20 To obey this command, wives need to study and then imitate the example of Christ’s congregation of anointed followers. Please read 2 Corinthians 11:23-28 and thereby learn what one member of the congregation, the apostle Paul, endured in being faithful to his Head, Jesus Christ. Like Paul, wives as well as the rest of the congregation need to remain loyally subject to Jesus. Wives demonstrate this by their subjection to their husbands.
21 While many wives today may chafe at being in subjection, a wise woman will consider its advantages.
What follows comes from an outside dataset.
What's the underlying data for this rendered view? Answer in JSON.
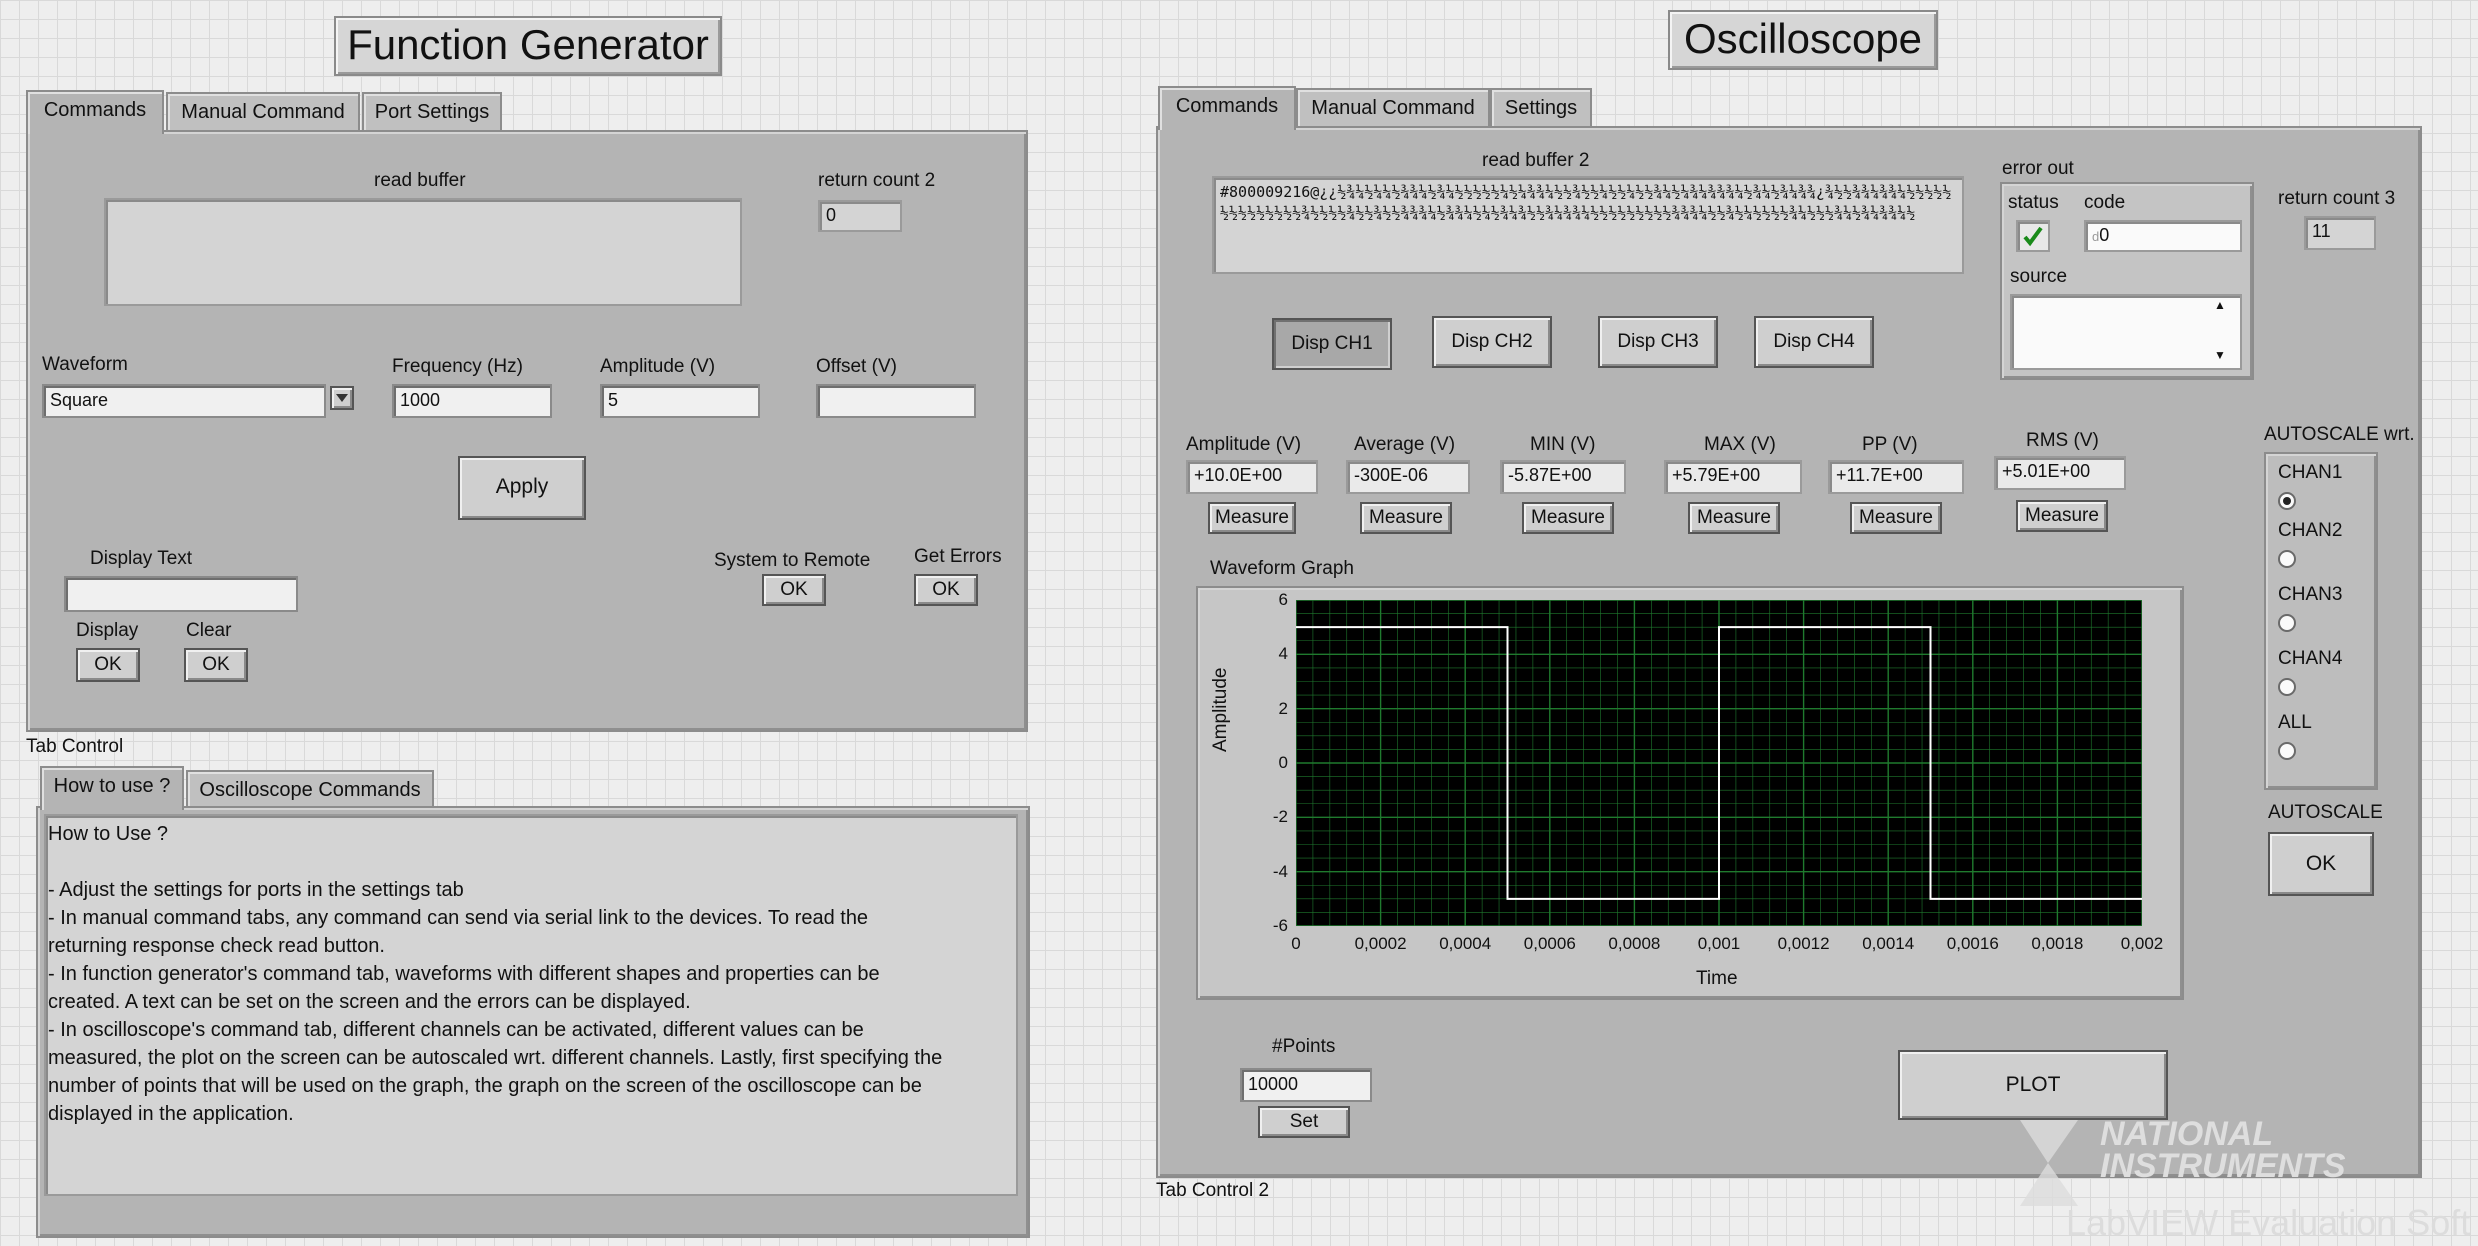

For example, in the case of a husband who is an unbeliever, submitting to his headship in all matters that would not mean violating God’s laws or principles may well yield the marvelous reward of her being able to ‘save her husband.’ (1 Corinthians 7:13, 16) Furthermore, she can find contentment in knowing that Jehovah God approves of her course and will richly reward her for imitating the example of his dear Son.
Do You Remember?
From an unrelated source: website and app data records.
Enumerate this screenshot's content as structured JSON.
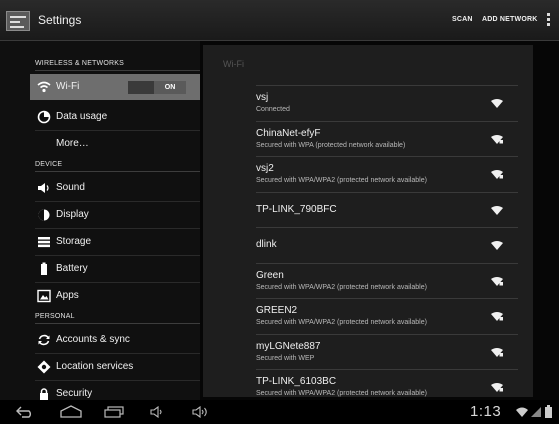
{
  "action_bar": {
    "title": "Settings",
    "scan_label": "SCAN",
    "add_network_label": "ADD NETWORK",
    "app_icon": "settings-icon",
    "overflow_icon": "overflow-menu-icon"
  },
  "sidebar": {
    "headers": {
      "wireless": "WIRELESS & NETWORKS",
      "device": "DEVICE",
      "personal": "PERSONAL"
    },
    "items": [
      {
        "label": "Wi-Fi",
        "icon": "wifi-icon",
        "toggle": "ON",
        "selected": true
      },
      {
        "label": "Data usage",
        "icon": "data-usage-icon"
      },
      {
        "label": "More…",
        "icon": ""
      },
      {
        "label": "Sound",
        "icon": "sound-icon"
      },
      {
        "label": "Display",
        "icon": "display-icon"
      },
      {
        "label": "Storage",
        "icon": "storage-icon"
      },
      {
        "label": "Battery",
        "icon": "battery-icon"
      },
      {
        "label": "Apps",
        "icon": "apps-icon"
      },
      {
        "label": "Accounts & sync",
        "icon": "sync-icon"
      },
      {
        "label": "Location services",
        "icon": "location-icon"
      },
      {
        "label": "Security",
        "icon": "lock-icon"
      }
    ]
  },
  "wifi_panel": {
    "title": "Wi-Fi",
    "networks": [
      {
        "name": "vsj",
        "status": "Connected",
        "secured": false
      },
      {
        "name": "ChinaNet-efyF",
        "status": "Secured with WPA (protected network available)",
        "secured": true
      },
      {
        "name": "vsj2",
        "status": "Secured with WPA/WPA2 (protected network available)",
        "secured": true
      },
      {
        "name": "TP-LINK_790BFC",
        "status": "",
        "secured": false
      },
      {
        "name": "dlink",
        "status": "",
        "secured": false
      },
      {
        "name": "Green",
        "status": "Secured with WPA/WPA2 (protected network available)",
        "secured": true
      },
      {
        "name": "GREEN2",
        "status": "Secured with WPA/WPA2 (protected network available)",
        "secured": true
      },
      {
        "name": "myLGNete887",
        "status": "Secured with WEP",
        "secured": true
      },
      {
        "name": "TP-LINK_6103BC",
        "status": "Secured with WPA/WPA2 (protected network available)",
        "secured": true
      }
    ]
  },
  "nav_bar": {
    "clock": "1:13",
    "icons": [
      "back-icon",
      "home-icon",
      "recents-icon",
      "volume-down-icon",
      "volume-up-icon",
      "wifi-status-icon",
      "cell-signal-icon",
      "battery-status-icon"
    ]
  }
}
• Why may it be a challenge for a wife to respect her husband?
• Why is accepting a marriage proposal so serious?
• How did Jesus serve as an example for wives, and what benefits may result from following his example?
1. Why is respecting a husband often hard to do?
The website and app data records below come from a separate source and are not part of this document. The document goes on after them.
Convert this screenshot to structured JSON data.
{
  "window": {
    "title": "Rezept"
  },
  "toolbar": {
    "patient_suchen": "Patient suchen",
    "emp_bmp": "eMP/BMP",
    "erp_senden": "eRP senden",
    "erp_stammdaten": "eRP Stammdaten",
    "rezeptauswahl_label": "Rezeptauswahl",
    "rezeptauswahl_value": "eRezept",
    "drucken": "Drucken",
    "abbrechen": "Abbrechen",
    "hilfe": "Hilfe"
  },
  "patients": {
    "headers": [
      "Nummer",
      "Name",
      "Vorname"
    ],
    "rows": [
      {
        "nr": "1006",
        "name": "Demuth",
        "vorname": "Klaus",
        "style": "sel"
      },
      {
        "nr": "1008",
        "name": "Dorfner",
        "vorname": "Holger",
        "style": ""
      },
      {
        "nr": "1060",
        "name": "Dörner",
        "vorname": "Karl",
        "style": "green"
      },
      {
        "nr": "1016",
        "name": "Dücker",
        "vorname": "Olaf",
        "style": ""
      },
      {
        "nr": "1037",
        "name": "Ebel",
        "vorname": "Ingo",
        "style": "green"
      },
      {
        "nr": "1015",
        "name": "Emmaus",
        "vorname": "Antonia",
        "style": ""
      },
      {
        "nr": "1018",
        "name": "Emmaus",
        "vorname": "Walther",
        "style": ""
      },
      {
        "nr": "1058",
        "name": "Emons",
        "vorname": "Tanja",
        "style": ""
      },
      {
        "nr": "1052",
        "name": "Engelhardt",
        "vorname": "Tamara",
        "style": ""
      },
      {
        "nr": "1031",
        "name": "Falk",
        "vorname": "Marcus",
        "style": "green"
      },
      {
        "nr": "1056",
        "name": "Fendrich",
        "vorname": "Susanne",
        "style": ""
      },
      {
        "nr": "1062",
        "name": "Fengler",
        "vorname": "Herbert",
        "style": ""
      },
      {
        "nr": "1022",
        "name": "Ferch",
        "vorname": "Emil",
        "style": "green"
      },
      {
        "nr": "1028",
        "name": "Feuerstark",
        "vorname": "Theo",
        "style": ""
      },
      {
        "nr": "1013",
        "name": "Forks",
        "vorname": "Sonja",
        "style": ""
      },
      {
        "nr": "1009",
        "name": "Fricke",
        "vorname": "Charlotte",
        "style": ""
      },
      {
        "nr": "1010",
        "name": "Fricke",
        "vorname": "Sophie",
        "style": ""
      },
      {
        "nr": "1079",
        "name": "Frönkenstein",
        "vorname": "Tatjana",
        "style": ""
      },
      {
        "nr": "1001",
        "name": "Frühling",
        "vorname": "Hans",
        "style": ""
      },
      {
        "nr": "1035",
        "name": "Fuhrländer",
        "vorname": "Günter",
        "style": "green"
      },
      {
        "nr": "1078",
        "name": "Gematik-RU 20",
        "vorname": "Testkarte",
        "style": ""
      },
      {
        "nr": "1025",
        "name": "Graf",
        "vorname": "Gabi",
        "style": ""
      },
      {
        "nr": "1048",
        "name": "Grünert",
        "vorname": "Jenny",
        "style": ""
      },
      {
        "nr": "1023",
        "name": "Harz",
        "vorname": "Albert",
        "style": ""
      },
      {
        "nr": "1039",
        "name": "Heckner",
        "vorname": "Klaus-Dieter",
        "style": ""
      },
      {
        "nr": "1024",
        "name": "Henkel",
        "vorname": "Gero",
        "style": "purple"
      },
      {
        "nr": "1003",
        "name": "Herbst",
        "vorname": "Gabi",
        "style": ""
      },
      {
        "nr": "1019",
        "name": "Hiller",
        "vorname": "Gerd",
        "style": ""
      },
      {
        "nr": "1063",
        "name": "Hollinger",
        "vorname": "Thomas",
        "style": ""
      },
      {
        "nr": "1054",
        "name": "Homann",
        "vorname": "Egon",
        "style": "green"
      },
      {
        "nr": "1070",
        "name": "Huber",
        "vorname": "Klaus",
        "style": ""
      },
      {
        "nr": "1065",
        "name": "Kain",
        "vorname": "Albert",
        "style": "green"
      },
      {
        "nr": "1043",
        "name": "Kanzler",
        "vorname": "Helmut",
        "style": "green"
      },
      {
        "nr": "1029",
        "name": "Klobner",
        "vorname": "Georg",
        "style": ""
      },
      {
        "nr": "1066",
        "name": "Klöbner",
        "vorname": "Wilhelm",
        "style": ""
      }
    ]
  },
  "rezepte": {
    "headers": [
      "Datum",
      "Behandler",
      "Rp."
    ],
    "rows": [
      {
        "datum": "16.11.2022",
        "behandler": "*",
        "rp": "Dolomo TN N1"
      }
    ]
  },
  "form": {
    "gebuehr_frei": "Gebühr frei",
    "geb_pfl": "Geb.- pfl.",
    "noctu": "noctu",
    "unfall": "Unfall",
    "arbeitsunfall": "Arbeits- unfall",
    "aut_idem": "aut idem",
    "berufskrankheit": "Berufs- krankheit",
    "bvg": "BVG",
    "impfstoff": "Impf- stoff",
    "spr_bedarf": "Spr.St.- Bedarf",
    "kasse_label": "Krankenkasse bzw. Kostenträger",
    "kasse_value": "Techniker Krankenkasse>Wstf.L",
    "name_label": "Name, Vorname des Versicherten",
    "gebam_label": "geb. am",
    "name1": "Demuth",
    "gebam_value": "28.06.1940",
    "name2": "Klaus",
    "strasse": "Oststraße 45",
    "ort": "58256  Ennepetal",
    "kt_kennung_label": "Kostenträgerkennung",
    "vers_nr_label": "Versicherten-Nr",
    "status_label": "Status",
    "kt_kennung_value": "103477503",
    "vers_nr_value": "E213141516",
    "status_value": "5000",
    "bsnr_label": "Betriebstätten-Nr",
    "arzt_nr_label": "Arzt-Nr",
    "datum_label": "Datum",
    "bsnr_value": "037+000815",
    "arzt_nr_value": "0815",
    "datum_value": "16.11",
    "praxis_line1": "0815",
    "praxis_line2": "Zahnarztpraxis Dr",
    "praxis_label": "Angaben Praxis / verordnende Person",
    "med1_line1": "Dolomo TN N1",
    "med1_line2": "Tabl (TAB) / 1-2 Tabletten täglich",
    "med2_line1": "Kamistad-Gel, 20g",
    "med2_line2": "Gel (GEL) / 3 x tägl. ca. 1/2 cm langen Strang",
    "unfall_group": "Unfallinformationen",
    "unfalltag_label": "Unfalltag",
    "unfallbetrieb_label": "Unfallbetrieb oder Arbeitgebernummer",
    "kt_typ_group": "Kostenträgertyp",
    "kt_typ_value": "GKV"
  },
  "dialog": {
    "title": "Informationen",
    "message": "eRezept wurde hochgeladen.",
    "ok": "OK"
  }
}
2. What has developed regarding women and marriage in recent times?
3. What is the basic problem affecting marriage?
4, 5. (a) Why is caution advisable when considering marriage? (b) What should a woman do before consenting to marry?
6. What decision can most women today make, and why is it so important?
7. What wise counsel has been provided about seeking a mate?
8, 9. (a) How did Jesus view his subjection to God? (b) What benefit may be realized from subjection?
10. How did Jesus set an example in showing subjection?
11. Why did Peter encourage wives to be submissive even to husbands who were unbelievers?
12. What benefits were realized by Jesus’ submissive course?
13, 14. How has submission to unbelieving husbands been beneficial?
15. What “adornment” is recommended for Christian wives?
16. In what ways is Sarah a fine example for Christian wives?
17. Why might Peter have had Abigail in mind as an example for Christian wives?
18. If tempted by the amorous attentions of another man, wives can reflect on what example, and why?
19, 20. (a) For what reason should wives be in subjection to their husbands? (b) What fine example has been provided for wives?
21. What can serve as incentives for wives to remain subject to their husbands?
[Picture on page 19]
Why is deciding whether to accept a marriage proposal so serious?
[Picture on page 21]
What can wives learn from the example of such Bible characters as Abigail?